Print this page

Print this page

Why can't I print more than one page at a time?

Help
Full screen

matching results for page

    Questia reader help

    How to highlight and cite specific passages

    1. Click or tap the first word you want to select.
    2. Click or tap the last word you want to select, and you’ll see everything in between get selected.
    3. You’ll then get a menu of options like creating a highlight or a citation from that passage of text.

    OK, got it!

    Cited passage

    Style
    Citations are available only to our active members.
    Buy instant access to cite pages or passages in MLA, APA and Chicago citation styles.

    "Portraying himself as an honest, ordinary person helped Lincoln identify with his audiences." (Einhorn, 1992, p. 25).

    "Portraying himself as an honest, ordinary person helped Lincoln identify with his audiences." (Einhorn 25)

    "Portraying himself as an honest, ordinary person helped Lincoln identify with his audiences."1

    1. Lois J. Einhorn, Abraham Lincoln, the Orator: Penetrating the Lincoln Legend (Westport, CT: Greenwood Press, 1992), 25, http://www.questia.com/read/27419298.

    Cited passage

    Thanks for trying Questia!

    Please continue trying out our research tools, but please note, full functionality is available only to our active members.

    Your work will be lost once you leave this Web page.

    Buy instant access to save your work.

    Already a member? Log in now.

    Author Advanced search

    Oops!

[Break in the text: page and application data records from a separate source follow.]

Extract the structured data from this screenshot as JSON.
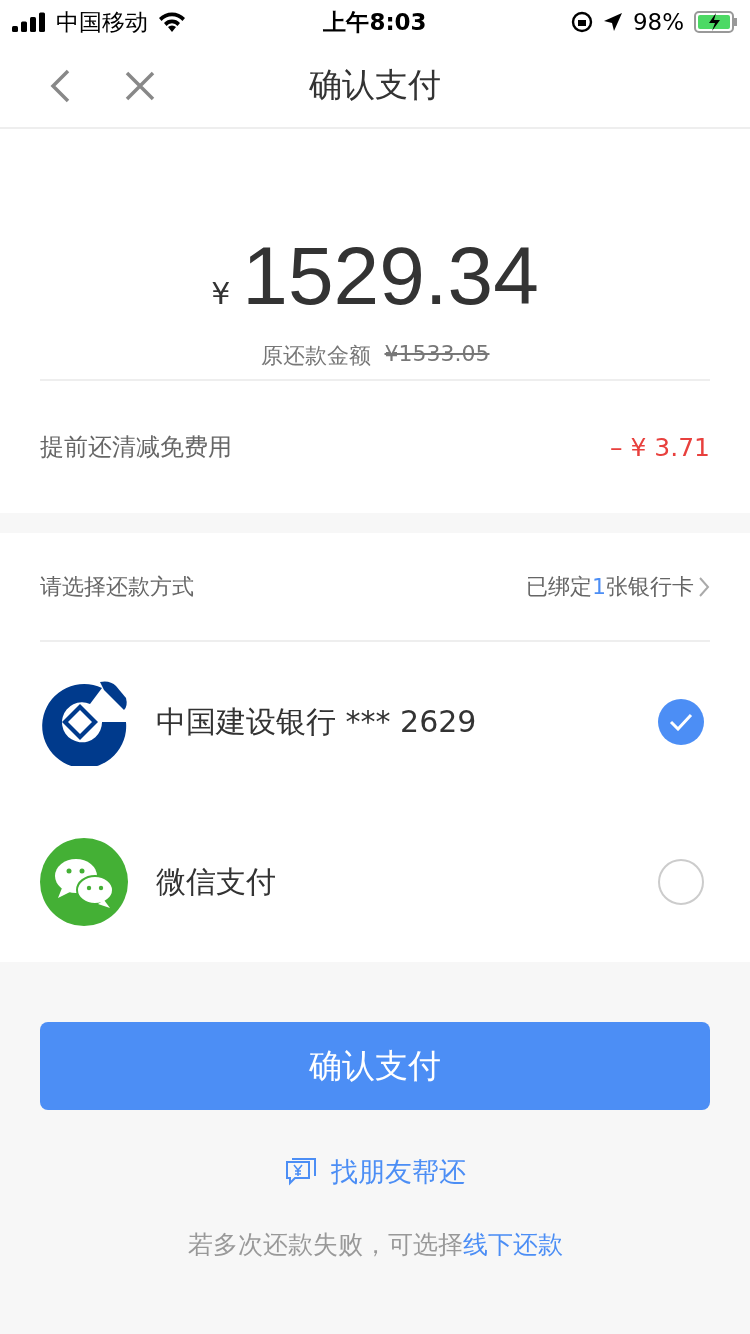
{
  "status_bar": {
    "carrier": "中国移动",
    "time": "上午8:03",
    "battery": "98%"
  },
  "nav": {
    "title": "确认支付"
  },
  "amount": {
    "currency": "¥",
    "value": "1529.34",
    "original_label": "原还款金额",
    "original_value": "¥1533.05"
  },
  "fee": {
    "label": "提前还清减免费用",
    "value": "– ¥ 3.71"
  },
  "payment": {
    "heading": "请选择还款方式",
    "bound_prefix": "已绑定",
    "bound_count": "1",
    "bound_suffix": "张银行卡",
    "methods": [
      {
        "kind": "bank",
        "label": "中国建设银行 *** 2629",
        "selected": true
      },
      {
        "kind": "wechat",
        "label": "微信支付",
        "selected": false
      }
    ]
  },
  "confirm_button": "确认支付",
  "friend_link": "找朋友帮还",
  "footer": {
    "text": "若多次还款失败，可选择",
    "link": "线下还款"
  }
}
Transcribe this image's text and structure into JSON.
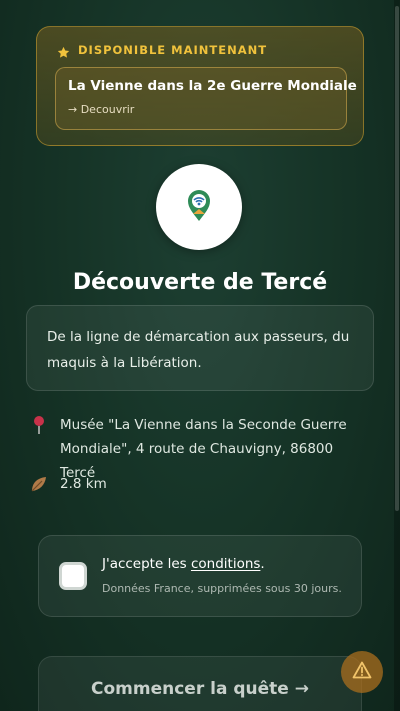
{
  "available": {
    "header": "DISPONIBLE MAINTENANT",
    "item_title": "La Vienne dans la 2e Guerre Mondiale",
    "item_link": "→ Decouvrir"
  },
  "quest": {
    "title": "Découverte de Tercé",
    "description": "De la ligne de démarcation aux passeurs, du maquis à la Libération.",
    "address": "Musée \"La Vienne dans la Seconde Guerre Mondiale\", 4 route de Chauvigny, 86800 Tercé",
    "distance": "2.8 km"
  },
  "consent": {
    "prefix": "J'accepte les ",
    "link": "conditions",
    "suffix": ".",
    "note": "Données France, supprimées sous 30 jours.",
    "checked": false
  },
  "actions": {
    "start_label": "Commencer la quête →"
  },
  "icons": {
    "star": "star-icon",
    "logo": "map-pin-logo-icon",
    "location": "pushpin-icon",
    "distance": "leaf-icon",
    "warning": "warning-icon"
  },
  "colors": {
    "accent_gold": "#f0c23c",
    "background": "#163427",
    "warning": "#a86e1e"
  }
}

    An unknown error has occurred. Please click the button below to reload the page. If the problem persists, please try again in a little while.